Effective immediately, law 10 U.S. § 654 will see changes in how military separation investigations are conducted and what kind of information can be used as “credible information” in homosexual conduct discharges.
“I am determined that we in the department carry out the president’s directive on ‘Don’t Ask, Don’t Tell’ in a professional and thorough way,” said Secretary of Defense Robert M. Gates, during a March 25 press conference.
For example, information given to lawyers, clergy, psychotherapists or medical professionals in confidence will not be used for the purposes of discharging military members.
The military also will be more cautious in examining facts before initiating an inquiry, taking into consideration that hearsay or falsified information could be presented by someone who wants to do the military member harm. For example, investigators will require accusations made by third parties to be given under oath and will ignore most anonymous complaints.
The new changes also raise the rank of officers who are authorized to initiate fact-finding inquiries or separation proceedings to generals or flag officers.
The revisions apply to all open and future cases, and all branches of the military must modify their regulations within 30 days.
Passed by Congress in 1993, the law allows homosexual service members to stay in the military as long as they hide their sexual orientation.
President Obama urged Congress to repeal the law in his Jan. 27 State of the Union address, and since then the possible effects of letting homosexuals serve freely in the military have been under examination.

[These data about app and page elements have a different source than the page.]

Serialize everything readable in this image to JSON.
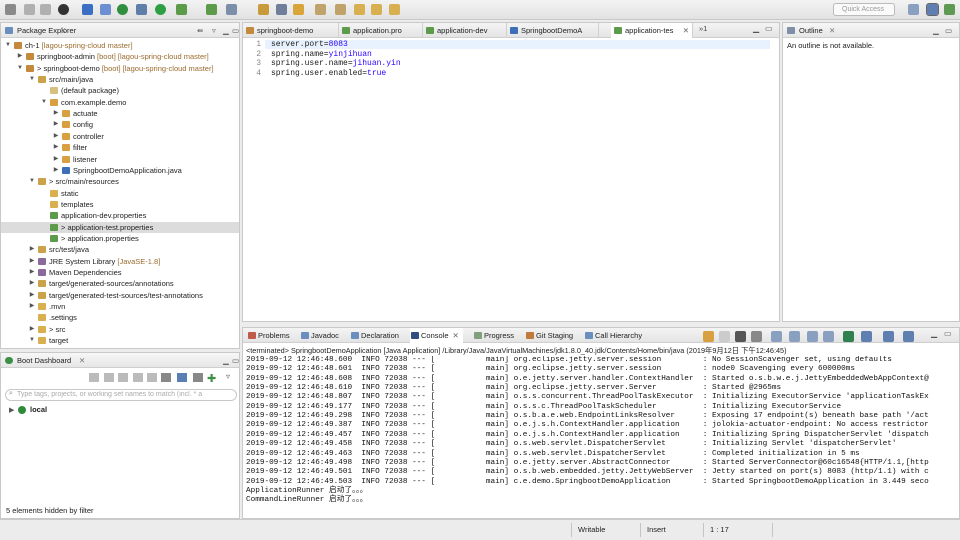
{
  "toolbar": {
    "quick_access": "Quick Access"
  },
  "package_explorer": {
    "title": "Package Explorer",
    "rows": [
      {
        "label": "ch-1",
        "deco": " [lagou-spring-cloud master]"
      },
      {
        "label": "springboot-admin",
        "deco": " [boot] [lagou-spring-cloud master]"
      },
      {
        "label": "> springboot-demo",
        "deco": " [boot] [lagou-spring-cloud master]"
      },
      {
        "label": "src/main/java",
        "deco": ""
      },
      {
        "label": "(default package)",
        "deco": ""
      },
      {
        "label": "com.example.demo",
        "deco": ""
      },
      {
        "label": "actuate",
        "deco": ""
      },
      {
        "label": "config",
        "deco": ""
      },
      {
        "label": "controller",
        "deco": ""
      },
      {
        "label": "filter",
        "deco": ""
      },
      {
        "label": "listener",
        "deco": ""
      },
      {
        "label": "SpringbootDemoApplication.java",
        "deco": ""
      },
      {
        "label": "> src/main/resources",
        "deco": ""
      },
      {
        "label": "static",
        "deco": ""
      },
      {
        "label": "templates",
        "deco": ""
      },
      {
        "label": "application-dev.properties",
        "deco": ""
      },
      {
        "label": "> application-test.properties",
        "deco": ""
      },
      {
        "label": "> application.properties",
        "deco": ""
      },
      {
        "label": "src/test/java",
        "deco": ""
      },
      {
        "label": "JRE System Library",
        "deco": " [JavaSE-1.8]"
      },
      {
        "label": "Maven Dependencies",
        "deco": ""
      },
      {
        "label": "target/generated-sources/annotations",
        "deco": ""
      },
      {
        "label": "target/generated-test-sources/test-annotations",
        "deco": ""
      },
      {
        "label": ".mvn",
        "deco": ""
      },
      {
        "label": ".settings",
        "deco": ""
      },
      {
        "label": "> src",
        "deco": ""
      },
      {
        "label": "target",
        "deco": ""
      }
    ]
  },
  "boot_dashboard": {
    "title": "Boot Dashboard",
    "filter_placeholder": "Type tags, projects, or working set names to match (incl. * a",
    "local": "local",
    "hidden_note": "5 elements hidden by filter"
  },
  "editor": {
    "tabs": [
      "springboot-demo",
      "application.pro",
      "application-dev",
      "SpringbootDemoA",
      "application-tes"
    ],
    "overflow": "»1",
    "lines": [
      {
        "num": "1",
        "text": "server.port=8083"
      },
      {
        "num": "2",
        "text": "spring.name=yinjihuan"
      },
      {
        "num": "3",
        "text": "spring.user.name=jihuan.yin"
      },
      {
        "num": "4",
        "text": "spring.user.enabled=true"
      }
    ]
  },
  "outline": {
    "title": "Outline",
    "message": "An outline is not available."
  },
  "console": {
    "tabs": [
      "Problems",
      "Javadoc",
      "Declaration",
      "Console",
      "Progress",
      "Git Staging",
      "Call Hierarchy"
    ],
    "header": "<terminated> SpringbootDemoApplication [Java Application] /Library/Java/JavaVirtualMachines/jdk1.8.0_40.jdk/Contents/Home/bin/java (2019年9月12日 下午12:46:45)",
    "lines": [
      "2019-09-12 12:46:48.600  INFO 72038 --- [           main] org.eclipse.jetty.server.session         : No SessionScavenger set, using defaults",
      "2019-09-12 12:46:48.601  INFO 72038 --- [           main] org.eclipse.jetty.server.session         : node0 Scavenging every 600000ms",
      "2019-09-12 12:46:48.608  INFO 72038 --- [           main] o.e.jetty.server.handler.ContextHandler  : Started o.s.b.w.e.j.JettyEmbeddedWebAppContext@",
      "2019-09-12 12:46:48.610  INFO 72038 --- [           main] org.eclipse.jetty.server.Server          : Started @2965ms",
      "2019-09-12 12:46:48.807  INFO 72038 --- [           main] o.s.s.concurrent.ThreadPoolTaskExecutor  : Initializing ExecutorService 'applicationTaskEx",
      "2019-09-12 12:46:49.177  INFO 72038 --- [           main] o.s.s.c.ThreadPoolTaskScheduler          : Initializing ExecutorService",
      "2019-09-12 12:46:49.298  INFO 72038 --- [           main] o.s.b.a.e.web.EndpointLinksResolver      : Exposing 17 endpoint(s) beneath base path '/act",
      "2019-09-12 12:46:49.387  INFO 72038 --- [           main] o.e.j.s.h.ContextHandler.application     : jolokia-actuator-endpoint: No access restrictor",
      "2019-09-12 12:46:49.457  INFO 72038 --- [           main] o.e.j.s.h.ContextHandler.application     : Initializing Spring DispatcherServlet 'dispatch",
      "2019-09-12 12:46:49.458  INFO 72038 --- [           main] o.s.web.servlet.DispatcherServlet        : Initializing Servlet 'dispatcherServlet'",
      "2019-09-12 12:46:49.463  INFO 72038 --- [           main] o.s.web.servlet.DispatcherServlet        : Completed initialization in 5 ms",
      "2019-09-12 12:46:49.498  INFO 72038 --- [           main] o.e.jetty.server.AbstractConnector       : Started ServerConnector@60c16548{HTTP/1.1,[http",
      "2019-09-12 12:46:49.501  INFO 72038 --- [           main] o.s.b.web.embedded.jetty.JettyWebServer  : Jetty started on port(s) 8083 (http/1.1) with c",
      "2019-09-12 12:46:49.503  INFO 72038 --- [           main] c.e.demo.SpringbootDemoApplication       : Started SpringbootDemoApplication in 3.449 seco",
      "ApplicationRunner 启动了。。。",
      "CommandLineRunner 启动了。。。"
    ]
  },
  "status": {
    "writable": "Writable",
    "insert": "Insert",
    "position": "1 : 17"
  }
}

Gates has asked the commander of U.S. Army Europe, Gen. Carter F. Ham, and the Pentagon’s chief legal counsel, Jeh C. Johnson, to issue recommendations by Dec. 1 on how to integrate openly gay military members into the armed forces. A working group will spend the next several months traveling to military installations to learn how military members might react to a potential repeal.
Gates said he didn’t recommend a change in the law before completing an internal study, and the Army’s chief of staff agreed.
“I do have serious concerns about the impact of the repeal of a law on a force that’s fully engaged in two wars and has been at war for eight and a half years … we just don’t know the impacts on readiness and military effectiveness,” said Gen. George W. Casey Jr., chief of staff of the U.S. Army during a Senate hearing.
Gates said that every case currently open will be re-evaluated under the new regulations.
However, the variations are not retroactive and do not apply to military members who have already been discharged. Department of Defense officials said they do not foresee any further changes to the law before Congress votes.
Last year 428 service members were discharged from the military under the “Don’t Ask, Don’t Tell” law.